Body / Insect / Machine
Could an insect, human and android communicate through dance?
Body / Insect / Machine is a movement experiment between Prue Lang’s choreography, artist Mathieu Briand’s androids and a Phasmid (stick insect). The work explores the body/androids/artificial movement/intelligence on the one side and the body/human instinct/natural movement/nature on the other.
Videos available all through National Science Week, and join the artists Prue and Mathieu on Science Gallery Melbourne’s Instagram account for special Q&A sessions.
Body / Insect / Machine: Prue Lang & Mathieu Briand is presented by Chunky Move in association with Science Gallery Melbourne. Body / Insect / Machine is part of the ACTIVATORS program and is supported by the City of Melbourne Arts Grants Program. With thanks to Professor Mark Elgar, Professor of Evolutionary Biology and Animal Behaviour at University of Melbourne. Image credit: Mathieu Briand.
Our Resilient Future: Water, Agriculture & Biodiversity
Enormous changes and transitions are already upon us, and we find ourselves unprepared. This summer’s devastating bushfires and the unprecedented disruption to industries and the business of government here in Victoria during the COVID-19 pandemic have given us a disquieting insight to the sustained uncertainty we’ll be facing under a rapidly changing climate in the decades to come.
It seems impossible, but there are success stories we can learn and build from. Join us for a series of six-minute presentations across the disciplines that consider the formation of localised resilience strategies for regional Victoria, drawing on the experience and unique challenges of the Goulburn Murray region as a case study.
Our Resilient Future is presented by the Royal Society of Victoria, featuring Mr David McKenzie, Ms Claire Flanagan-Smith, A/Professor Lauren Rickards, Professor Brendan Wintle, Professor Richard Eckard, Dr Briony Rogers and Professor Sarah Bekessy. MC: Mike Flattley, CEO of the RSV. More information
More activities coming soon ….
WE WELCOME FEEDBACK
Did you have fun participating in these activities? Tell us what you thought of the Possible Impossibles activities by filling in a short Possible Impossibles survey

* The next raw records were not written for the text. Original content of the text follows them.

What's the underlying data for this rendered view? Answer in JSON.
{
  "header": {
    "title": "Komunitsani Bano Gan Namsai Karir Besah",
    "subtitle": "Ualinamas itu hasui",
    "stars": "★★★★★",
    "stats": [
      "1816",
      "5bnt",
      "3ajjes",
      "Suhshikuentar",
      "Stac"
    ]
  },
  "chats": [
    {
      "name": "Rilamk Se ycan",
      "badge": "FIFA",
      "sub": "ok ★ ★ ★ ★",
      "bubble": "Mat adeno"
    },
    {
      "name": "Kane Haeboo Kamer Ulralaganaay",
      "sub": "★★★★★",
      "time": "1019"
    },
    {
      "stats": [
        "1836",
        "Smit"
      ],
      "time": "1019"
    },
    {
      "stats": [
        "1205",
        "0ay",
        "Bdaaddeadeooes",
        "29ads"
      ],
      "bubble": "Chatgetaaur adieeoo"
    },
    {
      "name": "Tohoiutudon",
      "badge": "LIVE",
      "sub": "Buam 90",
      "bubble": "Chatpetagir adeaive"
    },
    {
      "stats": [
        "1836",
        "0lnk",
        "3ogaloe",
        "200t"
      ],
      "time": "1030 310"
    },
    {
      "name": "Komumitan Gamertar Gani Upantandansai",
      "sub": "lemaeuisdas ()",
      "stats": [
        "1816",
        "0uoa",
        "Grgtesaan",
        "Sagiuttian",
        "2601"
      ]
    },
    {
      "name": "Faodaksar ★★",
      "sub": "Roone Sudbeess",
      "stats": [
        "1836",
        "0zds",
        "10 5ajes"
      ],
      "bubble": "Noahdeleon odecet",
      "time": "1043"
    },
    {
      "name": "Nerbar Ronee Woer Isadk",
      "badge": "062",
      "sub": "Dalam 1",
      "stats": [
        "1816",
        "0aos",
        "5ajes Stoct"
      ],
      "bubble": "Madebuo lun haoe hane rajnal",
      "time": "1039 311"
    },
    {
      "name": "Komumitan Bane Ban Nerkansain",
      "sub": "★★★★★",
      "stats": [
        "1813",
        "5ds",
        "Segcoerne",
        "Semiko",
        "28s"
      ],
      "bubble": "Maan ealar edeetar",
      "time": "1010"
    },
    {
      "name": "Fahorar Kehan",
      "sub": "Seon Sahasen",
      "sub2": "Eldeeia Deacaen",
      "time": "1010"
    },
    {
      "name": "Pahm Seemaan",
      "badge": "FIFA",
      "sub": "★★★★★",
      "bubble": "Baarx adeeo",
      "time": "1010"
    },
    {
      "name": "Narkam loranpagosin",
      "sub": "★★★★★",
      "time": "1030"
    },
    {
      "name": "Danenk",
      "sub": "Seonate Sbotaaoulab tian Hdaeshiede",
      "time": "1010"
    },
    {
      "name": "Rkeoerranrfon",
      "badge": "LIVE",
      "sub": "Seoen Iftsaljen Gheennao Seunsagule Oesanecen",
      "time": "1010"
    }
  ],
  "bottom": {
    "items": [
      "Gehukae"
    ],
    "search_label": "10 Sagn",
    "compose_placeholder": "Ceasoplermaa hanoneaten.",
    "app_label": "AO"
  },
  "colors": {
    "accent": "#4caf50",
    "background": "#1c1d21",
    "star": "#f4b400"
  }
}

Possible Impossibles is presented by the Royal Society of Victoria for National Science Week 2020 in collaboration with: Brick Lane Brewery, Gippsland Tech School, Parliament of Victoria, PHORIA, Scienceworks, Science Gallery Melbourne, Whittlesea Tech School, and scientists and experts from CSIRO, La Trobe University, Monash University, RMIT, Swinburne University, the University of Melbourne, and Victoria University.